━━━ Input records
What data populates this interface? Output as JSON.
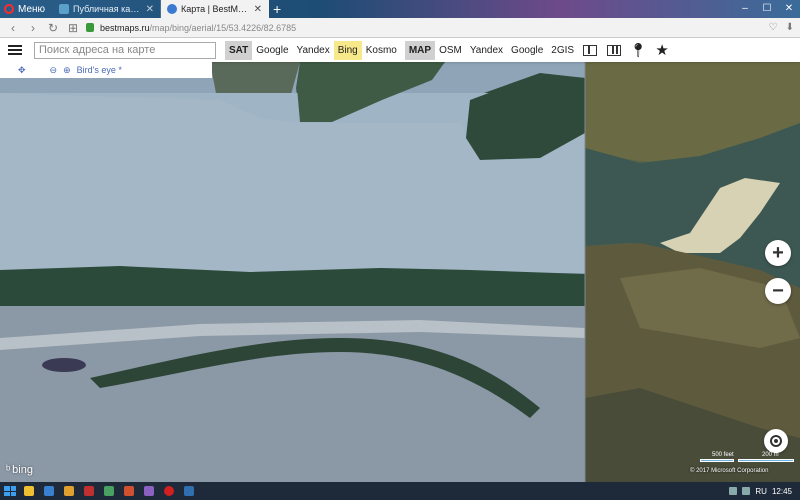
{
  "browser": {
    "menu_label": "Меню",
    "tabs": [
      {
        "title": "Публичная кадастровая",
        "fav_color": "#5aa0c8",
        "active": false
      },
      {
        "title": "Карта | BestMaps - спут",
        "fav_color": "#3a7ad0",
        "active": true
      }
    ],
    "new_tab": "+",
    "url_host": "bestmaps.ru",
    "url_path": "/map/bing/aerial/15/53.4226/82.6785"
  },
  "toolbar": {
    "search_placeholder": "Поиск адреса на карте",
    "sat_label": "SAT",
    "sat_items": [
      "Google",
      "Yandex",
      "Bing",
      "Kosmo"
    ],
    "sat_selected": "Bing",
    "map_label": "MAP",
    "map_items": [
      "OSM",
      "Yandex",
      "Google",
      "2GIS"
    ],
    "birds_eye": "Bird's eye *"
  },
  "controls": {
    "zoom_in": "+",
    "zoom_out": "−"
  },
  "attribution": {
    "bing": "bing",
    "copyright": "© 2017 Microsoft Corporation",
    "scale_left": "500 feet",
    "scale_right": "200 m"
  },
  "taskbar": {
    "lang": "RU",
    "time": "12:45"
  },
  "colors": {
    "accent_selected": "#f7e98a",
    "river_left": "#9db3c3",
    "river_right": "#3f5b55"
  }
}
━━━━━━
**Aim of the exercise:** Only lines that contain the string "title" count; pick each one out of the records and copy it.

**Written response:**
        "title": "Публичная кадастровая",
        "title": "Карта | BestMaps - спут",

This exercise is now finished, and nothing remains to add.